iBooks, Kindle, Nook: $11.99 (e-book)
Genre: Psychological/Sociological SF
Here’s a nice little fable from the ever-talented China Mieville. I’m still trying to decide if it’s technically science fiction or fantasy—I suspect this is another argument for those long winter evenings—but let’s just call it “speculative fiction” and move on. It’s a great story.
This is one of those fables of the meaning of truth and reality, so you’re going to have to bear with me if the following sounds a little confused:
A boy and his parents live in a secluded house far up the side of a mountain, far away from the town below. As the story begins, the boy runs down into the town, screaming that his mother just killed his father. Moments later, he realizes that isn’t right. He saw something, something terrible and shocking, but now he’s not sure who did it, what they did, or who the victim was. If there even was a victim.
By now it’s clear that we’re deep into a psychological minefield, and we can’t be sure of anything. Villagers care for the boy and dispatch police to take him back home . . . where there’s no evidence of a crime.
Time goes by, as the boy lives alone with one parent, anxious yet unable to escape and join other children in the town.
Then a man appears at the door, an official census-taker, carrying detailed records and asking odd questions. Who is this census-taker? Why has he come? Will he lead the boy to deliverance, or condemn him?
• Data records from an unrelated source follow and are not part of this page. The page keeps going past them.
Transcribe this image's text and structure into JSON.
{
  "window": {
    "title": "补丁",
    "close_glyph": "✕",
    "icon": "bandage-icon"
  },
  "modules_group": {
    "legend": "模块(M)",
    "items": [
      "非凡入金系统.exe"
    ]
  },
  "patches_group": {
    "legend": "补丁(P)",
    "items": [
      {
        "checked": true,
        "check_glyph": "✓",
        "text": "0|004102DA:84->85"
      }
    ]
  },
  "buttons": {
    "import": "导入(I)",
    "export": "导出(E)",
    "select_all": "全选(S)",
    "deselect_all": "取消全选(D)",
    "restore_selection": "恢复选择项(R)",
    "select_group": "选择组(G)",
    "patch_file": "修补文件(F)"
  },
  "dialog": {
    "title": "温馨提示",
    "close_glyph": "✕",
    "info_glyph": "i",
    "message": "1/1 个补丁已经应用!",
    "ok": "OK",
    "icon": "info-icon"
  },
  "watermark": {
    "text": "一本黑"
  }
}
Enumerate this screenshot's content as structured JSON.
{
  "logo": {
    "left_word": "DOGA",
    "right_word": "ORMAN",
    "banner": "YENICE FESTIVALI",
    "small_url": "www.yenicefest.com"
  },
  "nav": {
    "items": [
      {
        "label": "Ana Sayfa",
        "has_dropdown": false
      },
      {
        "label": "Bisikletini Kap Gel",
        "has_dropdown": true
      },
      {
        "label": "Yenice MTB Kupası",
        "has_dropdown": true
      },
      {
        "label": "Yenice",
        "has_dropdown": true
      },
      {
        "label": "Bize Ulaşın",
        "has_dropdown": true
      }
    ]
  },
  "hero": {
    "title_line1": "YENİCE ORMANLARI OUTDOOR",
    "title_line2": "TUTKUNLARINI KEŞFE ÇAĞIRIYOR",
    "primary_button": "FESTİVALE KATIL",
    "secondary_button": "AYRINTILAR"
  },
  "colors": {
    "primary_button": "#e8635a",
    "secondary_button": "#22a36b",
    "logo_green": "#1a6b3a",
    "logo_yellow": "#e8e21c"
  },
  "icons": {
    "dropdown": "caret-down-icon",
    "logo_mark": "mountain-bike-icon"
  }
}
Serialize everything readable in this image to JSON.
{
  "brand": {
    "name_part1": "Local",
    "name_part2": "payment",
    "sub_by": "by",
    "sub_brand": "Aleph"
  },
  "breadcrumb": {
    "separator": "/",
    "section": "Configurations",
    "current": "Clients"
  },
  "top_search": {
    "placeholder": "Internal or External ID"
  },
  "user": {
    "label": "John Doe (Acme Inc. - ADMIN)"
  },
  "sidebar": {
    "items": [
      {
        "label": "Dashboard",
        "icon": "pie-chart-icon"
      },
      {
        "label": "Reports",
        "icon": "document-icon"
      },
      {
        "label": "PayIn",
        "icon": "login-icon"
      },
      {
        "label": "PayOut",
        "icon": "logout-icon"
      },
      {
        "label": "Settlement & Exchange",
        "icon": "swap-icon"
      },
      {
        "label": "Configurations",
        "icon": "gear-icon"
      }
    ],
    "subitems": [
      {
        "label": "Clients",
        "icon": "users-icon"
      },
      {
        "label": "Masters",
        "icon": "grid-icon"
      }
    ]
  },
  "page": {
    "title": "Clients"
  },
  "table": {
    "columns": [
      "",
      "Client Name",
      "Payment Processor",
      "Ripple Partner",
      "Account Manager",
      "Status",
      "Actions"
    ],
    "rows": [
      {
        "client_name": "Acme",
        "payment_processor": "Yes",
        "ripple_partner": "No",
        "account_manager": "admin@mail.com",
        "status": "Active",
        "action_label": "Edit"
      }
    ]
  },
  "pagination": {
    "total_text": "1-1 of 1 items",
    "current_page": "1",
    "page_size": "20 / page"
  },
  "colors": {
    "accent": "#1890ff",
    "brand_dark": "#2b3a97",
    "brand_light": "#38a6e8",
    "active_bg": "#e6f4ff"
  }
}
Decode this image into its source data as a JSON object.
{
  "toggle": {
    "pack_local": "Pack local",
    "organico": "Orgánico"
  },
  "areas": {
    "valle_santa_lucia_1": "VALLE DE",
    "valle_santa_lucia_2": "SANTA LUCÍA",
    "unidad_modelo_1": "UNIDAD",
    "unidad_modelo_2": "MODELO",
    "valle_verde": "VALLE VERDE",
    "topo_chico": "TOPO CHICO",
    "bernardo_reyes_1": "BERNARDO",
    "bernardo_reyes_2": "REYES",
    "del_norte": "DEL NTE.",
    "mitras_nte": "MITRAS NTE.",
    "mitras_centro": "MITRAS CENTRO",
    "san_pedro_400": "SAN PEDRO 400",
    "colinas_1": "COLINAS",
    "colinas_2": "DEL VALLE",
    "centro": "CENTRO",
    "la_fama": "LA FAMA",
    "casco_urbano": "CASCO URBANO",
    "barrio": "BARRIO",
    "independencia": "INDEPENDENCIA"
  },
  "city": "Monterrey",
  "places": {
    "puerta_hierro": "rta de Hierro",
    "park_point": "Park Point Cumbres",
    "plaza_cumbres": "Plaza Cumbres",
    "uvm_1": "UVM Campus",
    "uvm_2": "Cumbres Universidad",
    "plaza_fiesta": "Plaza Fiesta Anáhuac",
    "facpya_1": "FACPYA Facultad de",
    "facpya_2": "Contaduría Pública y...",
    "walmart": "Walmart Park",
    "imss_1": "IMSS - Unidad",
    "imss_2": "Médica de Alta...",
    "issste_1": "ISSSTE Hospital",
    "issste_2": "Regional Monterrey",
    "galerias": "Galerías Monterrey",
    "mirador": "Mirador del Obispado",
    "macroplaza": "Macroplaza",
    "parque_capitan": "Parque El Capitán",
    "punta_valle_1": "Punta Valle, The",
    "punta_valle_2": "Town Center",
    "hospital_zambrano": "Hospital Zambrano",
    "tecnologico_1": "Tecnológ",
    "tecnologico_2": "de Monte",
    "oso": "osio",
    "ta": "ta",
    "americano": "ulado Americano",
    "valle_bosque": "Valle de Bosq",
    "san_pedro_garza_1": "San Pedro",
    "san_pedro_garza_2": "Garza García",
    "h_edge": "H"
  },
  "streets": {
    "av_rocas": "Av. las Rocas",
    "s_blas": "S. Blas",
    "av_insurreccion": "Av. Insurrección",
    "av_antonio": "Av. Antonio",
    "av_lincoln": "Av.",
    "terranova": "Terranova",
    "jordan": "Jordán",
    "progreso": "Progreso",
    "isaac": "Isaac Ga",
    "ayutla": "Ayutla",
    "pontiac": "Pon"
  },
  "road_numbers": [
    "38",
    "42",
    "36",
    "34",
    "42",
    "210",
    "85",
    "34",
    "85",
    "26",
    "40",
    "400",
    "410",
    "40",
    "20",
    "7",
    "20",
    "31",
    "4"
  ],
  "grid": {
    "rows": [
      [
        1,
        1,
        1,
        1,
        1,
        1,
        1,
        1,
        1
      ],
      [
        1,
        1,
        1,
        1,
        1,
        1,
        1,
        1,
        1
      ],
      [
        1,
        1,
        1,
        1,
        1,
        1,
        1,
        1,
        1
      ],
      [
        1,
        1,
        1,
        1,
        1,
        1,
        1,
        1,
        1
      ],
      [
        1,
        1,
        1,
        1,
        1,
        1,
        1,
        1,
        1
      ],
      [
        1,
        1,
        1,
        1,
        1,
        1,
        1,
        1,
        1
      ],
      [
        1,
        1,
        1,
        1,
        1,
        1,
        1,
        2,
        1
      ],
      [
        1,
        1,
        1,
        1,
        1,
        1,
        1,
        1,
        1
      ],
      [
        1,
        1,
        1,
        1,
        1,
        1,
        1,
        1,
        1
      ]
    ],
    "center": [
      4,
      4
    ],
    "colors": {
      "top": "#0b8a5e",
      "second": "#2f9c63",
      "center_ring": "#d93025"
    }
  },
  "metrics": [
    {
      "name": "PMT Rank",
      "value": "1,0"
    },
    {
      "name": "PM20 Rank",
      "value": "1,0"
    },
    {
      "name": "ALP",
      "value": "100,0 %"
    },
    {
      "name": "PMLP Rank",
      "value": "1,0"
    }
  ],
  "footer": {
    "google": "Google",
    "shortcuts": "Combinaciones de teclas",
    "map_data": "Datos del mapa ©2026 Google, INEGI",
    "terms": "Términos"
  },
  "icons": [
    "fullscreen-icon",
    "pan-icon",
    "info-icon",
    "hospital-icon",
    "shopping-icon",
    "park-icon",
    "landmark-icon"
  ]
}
This is the kind of book that’s not just read, it’s experienced. Miéville weaves a spell with words and images, and the best thing to do is let him carry you along. Trust me, the ride is worth it.
Just as worlds and societies come to an end, so does my space. I hope you’ll enjoy some of these titles, and see you next time.
Don Sakers is the author of Meat and Machine, Elevenses, and the Rule of Five serial at rule-of-5.com). For more information, visit www.scatteredworlds.com.
Copyright © 2017 Don Sakers